Where I am however, it's a little different. Speaking to Boak and Bailey the other day, it was pretty apparent that there are a lot of beer-scene bubbles out there, that entire cities live in 24/7. It's easy to get into a bubble - if you're in a place with lots of stuff relevant to your own interests, the natural assumption is that many (if not most) people enjoy the same stuff you do, and think the same things about them too. It's not a problem on the whole, in fact it must be bloody great to live somewhere that's so relevant. That's what I miss the most about living in Leeds. It was like my brain had invented a town for me to live in, and everyone agreed with me all the time.

Which brings me to my first hope and dream for beer in North and East Lancashire: I really hope that in 2017, craft beer seeps into the less au-fait areas of the country so that brewers can benefit from wider demand, fans/lamewads can find it easier to find the type of beers they're excited about and your regular punters can get a taste of super exciting beers and start to understand what it's all about. One year probably won't make a massive difference in the grand scheme of things, but if popularity can not just continue increasing in the cities but also inflitrating the - trust me- popular pubs, bars and clubs of the smalltown, everyone will surely be a winner.
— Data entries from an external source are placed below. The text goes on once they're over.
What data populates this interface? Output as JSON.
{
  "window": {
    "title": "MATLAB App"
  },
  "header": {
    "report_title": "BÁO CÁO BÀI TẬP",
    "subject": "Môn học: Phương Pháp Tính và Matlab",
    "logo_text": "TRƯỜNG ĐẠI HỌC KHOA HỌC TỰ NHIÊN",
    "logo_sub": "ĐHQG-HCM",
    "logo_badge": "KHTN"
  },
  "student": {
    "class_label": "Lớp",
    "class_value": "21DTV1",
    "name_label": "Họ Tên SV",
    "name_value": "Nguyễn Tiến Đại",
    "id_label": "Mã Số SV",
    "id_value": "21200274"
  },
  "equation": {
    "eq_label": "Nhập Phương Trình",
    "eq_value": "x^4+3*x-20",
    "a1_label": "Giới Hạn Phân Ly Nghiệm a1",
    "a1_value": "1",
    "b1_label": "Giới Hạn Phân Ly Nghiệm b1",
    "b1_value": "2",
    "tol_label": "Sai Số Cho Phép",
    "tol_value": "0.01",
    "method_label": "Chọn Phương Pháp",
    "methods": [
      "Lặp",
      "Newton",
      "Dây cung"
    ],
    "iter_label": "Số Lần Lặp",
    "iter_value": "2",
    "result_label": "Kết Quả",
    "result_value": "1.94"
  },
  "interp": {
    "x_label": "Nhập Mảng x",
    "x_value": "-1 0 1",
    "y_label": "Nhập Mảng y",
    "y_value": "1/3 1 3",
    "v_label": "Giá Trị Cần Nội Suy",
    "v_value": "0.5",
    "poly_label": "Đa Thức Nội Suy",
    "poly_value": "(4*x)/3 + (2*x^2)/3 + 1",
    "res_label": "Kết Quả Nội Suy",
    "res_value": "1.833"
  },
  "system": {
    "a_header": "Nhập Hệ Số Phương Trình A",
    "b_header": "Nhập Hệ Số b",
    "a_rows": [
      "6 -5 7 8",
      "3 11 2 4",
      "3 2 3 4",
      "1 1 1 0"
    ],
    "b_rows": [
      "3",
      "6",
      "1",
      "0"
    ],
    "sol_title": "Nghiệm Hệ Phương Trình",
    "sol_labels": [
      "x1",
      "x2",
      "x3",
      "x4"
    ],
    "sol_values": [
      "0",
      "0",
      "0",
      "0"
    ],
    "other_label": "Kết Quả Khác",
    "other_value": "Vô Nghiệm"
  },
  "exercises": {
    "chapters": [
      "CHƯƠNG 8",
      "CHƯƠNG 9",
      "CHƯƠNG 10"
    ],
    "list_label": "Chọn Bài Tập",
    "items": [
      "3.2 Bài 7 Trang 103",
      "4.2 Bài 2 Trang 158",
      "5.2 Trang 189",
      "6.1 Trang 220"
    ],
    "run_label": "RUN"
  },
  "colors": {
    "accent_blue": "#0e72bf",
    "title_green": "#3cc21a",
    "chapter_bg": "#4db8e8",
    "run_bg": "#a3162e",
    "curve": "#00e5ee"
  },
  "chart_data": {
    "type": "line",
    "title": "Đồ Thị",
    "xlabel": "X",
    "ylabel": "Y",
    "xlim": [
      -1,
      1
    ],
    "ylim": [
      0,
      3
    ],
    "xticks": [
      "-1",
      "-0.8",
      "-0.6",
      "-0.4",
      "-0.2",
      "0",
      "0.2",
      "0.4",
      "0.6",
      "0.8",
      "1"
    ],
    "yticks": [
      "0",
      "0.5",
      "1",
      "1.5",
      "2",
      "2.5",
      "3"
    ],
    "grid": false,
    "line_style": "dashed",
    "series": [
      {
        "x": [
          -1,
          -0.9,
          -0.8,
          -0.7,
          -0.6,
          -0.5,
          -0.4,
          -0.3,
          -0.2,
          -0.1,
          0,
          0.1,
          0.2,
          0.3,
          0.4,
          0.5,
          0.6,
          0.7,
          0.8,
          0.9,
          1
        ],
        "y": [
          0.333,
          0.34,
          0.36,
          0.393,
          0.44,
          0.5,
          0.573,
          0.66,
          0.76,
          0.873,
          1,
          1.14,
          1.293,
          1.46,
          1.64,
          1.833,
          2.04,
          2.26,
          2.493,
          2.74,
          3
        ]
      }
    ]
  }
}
I've done research. The demand is already starting to grow within my bumpkin brethrin.

My second hope and dream: For brewers in the North and East of Lancashire to start taking some risks. A land of rain, intensely beautiful landscapes and ubiquitous English Pale Ale, I'd be over the moon to see some local brewers who I've always had soft spots for to realise that all they're doing is putting out three variations on a theme plus a dark one. Sorry. This is just how I feel. And I'll name names if you want - I'm from Lancaster so people always buy me Lancaster beers. They send me to sleep. Let's have some energy, guys! Let's make something special! Let's put our vast Area of Outstanding Natural Beauty on the map for excellent beers as well as the historical relevance of its rivers and wildlife. Create the demand by converting your loyal drinkers - you've got thousands. Help everybody out.

My third hope and dream is that the RV, or Ribble Valley to you, takes hold of it's smoulderings of a scene and cultivates them into a big blazing firework display. Currently, the beer scene in this part of the world is small and interesting, with a few individuals helping to push it along. We have The Ale House, doing its bit to teach local drinkers about the unnecessary idiocy of finings and the taste of exotic hops, bacteria and non-traditional ingredients, hosting beers from Vocation, Beavertown, Magic Rock, Fourpure and Blackjack - still strange and enticing names to most customers. We have Holmes Mill, a huge new development including the new site for Bowland Brewery, which brings hundreds of different brews from across the UK (all cask, some cans) to the area. We have our traditional locals doing their bit for interesting, CAMRA-approved breweries (all cask, again). We have American-style bars selling bottles of Sierra Nevada and pints of Blue Moon. Not bad for an area closer to the Dales than to the Northern Quarter, but there's definitely still room to do better. I feel like Clitheroe is on the cusp of becoming a destination. Maybe I'm biased. Maybe it's because I have my own designs on the area. Whatever it is, I hope I start seeing movement in the right direction soon or I'll have to move to Ilkley.

My fourth and final hope is that the larger towns in the area start taking the lead of exciting little places like Hebden Bridge and building their own beer scenes. Lancaster, I'm looking at you. What are you doing right now? You're a student town with a stale nightlife looking for something new - surely you can cobble together a couple of home-grown craft beer pubs before Brewdog move in? Draw a circle between Burnley, Barnoldswick to Lancaster back to Blackburn. Look at that bubble, my bubble. There's barely any craft beer in that bubble. See my point?

My weird bubble